In today’s global economy, obtaining an undergraduate degree is more important than ever – it teaches you critical thinking and writing skills, makes you more competitive in the job market, and gives you a richer world understanding. An undergraduate degree is a key factor in helping to alleviate long term social inequality and wealth disparities. Public opinion polls support this thesis – “more than 7 in 10 Americans say it is very important to have a certificate or degree beyond high school” and “2/3s of Americans say that higher education is very important [in] getting a good job and improving earning potential.”
Yet, one of the biggest barriers in obtaining an undergraduate degree is cost. Seventy-four percent of Americans believe that “higher education is not affordable for everyone who needs it” and one article has illustrated the dramatic impact – from 1985 until 2013, the cost of higher education has exploded more than 500%, compared with an increase of 285% for medical costs and a 121% increase in the consumer price index.
U.Va. has not been immune to these changes. In 1999, the tuition for an in-state and out-of-state student was $4,130 and $16,603 respectively. In 2014, it was $14,809 and $43,170, an increase of 350% and 260% respectively. And, the numbers previously mentioned paint only a portion of the picture because the true price tag of obtaining an undergraduate degree is what’s called the “cost of attendance” or COA. The COA includes tuition, fees, housing, and living expenses. In 2014, the total COA for an in-state and out-of-state student at U.Va. was $27,092 and $56,558, respectively. For many low-income and middle-class American families, the cost of an undergraduate education is increasingly becoming unattainable.

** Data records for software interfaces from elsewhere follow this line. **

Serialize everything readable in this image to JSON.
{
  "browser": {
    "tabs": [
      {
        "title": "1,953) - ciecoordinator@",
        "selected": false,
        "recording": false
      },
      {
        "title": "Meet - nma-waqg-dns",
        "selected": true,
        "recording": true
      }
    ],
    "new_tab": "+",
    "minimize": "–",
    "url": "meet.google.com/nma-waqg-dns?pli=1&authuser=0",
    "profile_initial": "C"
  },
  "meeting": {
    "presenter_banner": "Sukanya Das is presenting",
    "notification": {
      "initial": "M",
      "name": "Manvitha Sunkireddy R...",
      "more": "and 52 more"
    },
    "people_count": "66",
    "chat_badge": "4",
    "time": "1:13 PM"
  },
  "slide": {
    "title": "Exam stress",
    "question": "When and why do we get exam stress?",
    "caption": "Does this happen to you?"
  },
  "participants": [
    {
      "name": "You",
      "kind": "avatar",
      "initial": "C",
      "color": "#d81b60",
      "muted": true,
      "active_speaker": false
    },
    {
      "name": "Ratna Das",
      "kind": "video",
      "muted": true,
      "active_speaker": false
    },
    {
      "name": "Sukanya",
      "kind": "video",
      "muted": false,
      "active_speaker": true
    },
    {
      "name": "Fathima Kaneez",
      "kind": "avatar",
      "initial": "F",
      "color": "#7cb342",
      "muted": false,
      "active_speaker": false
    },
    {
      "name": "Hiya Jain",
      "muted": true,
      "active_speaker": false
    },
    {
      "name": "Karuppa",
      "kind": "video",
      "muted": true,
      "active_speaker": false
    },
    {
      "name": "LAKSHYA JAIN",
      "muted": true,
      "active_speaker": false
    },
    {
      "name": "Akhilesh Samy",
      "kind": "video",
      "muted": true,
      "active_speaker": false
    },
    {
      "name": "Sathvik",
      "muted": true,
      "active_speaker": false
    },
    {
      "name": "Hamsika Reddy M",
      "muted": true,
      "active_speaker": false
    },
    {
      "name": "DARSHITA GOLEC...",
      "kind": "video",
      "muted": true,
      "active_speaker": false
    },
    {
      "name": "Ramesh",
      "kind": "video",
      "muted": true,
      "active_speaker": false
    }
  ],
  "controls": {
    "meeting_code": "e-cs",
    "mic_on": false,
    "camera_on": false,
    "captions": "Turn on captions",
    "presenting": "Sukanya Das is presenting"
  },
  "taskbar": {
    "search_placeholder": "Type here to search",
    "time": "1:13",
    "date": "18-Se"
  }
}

The Need for A/APA Students
It’s well known that Asian and Asian Pacific Americans (A/APA) are the highest-income, best-educated, and fastest-growing racial group in the United States. However, it is important to understand that the A/APA community is not homogenous and includes a diverse group of citizens from numerous countries – many of whom are in need of assistance and cannot afford higher education.
In the fall of 2013, 48% of A/APA students received financial aid. Upon graduation, the average amount of debt for A/APA students was almost $17,000. The Asian and Asian Pacific American Alumni Network (AAPAAN) believes that students who have the academic drive and have demonstrated a strong commitment to the A/APA community should always be able to receive a high-quality education without the worry of having to take on a second job, taking on the burden of thousands of dollars in student debt, or enduring the possibility of their parents’ mortgaging their homes or dipping into their retirement savings to fund their education.
The Solution: AAPAAN’s Academic Scholarship
AAPAAN is the largest ethnic-based alumni group at U.Va., representing more than 15,000 A/APA alumni.
AAPAAN’s mission is three-fold:
1) To provide A/APA alumni with a network that promotes personal and professional growth;
2) To give a give a greater voice to the A/APA community at U.Va. and beyond; and
3) To endow a substantial and sustainable scholarship program for U.Va. students.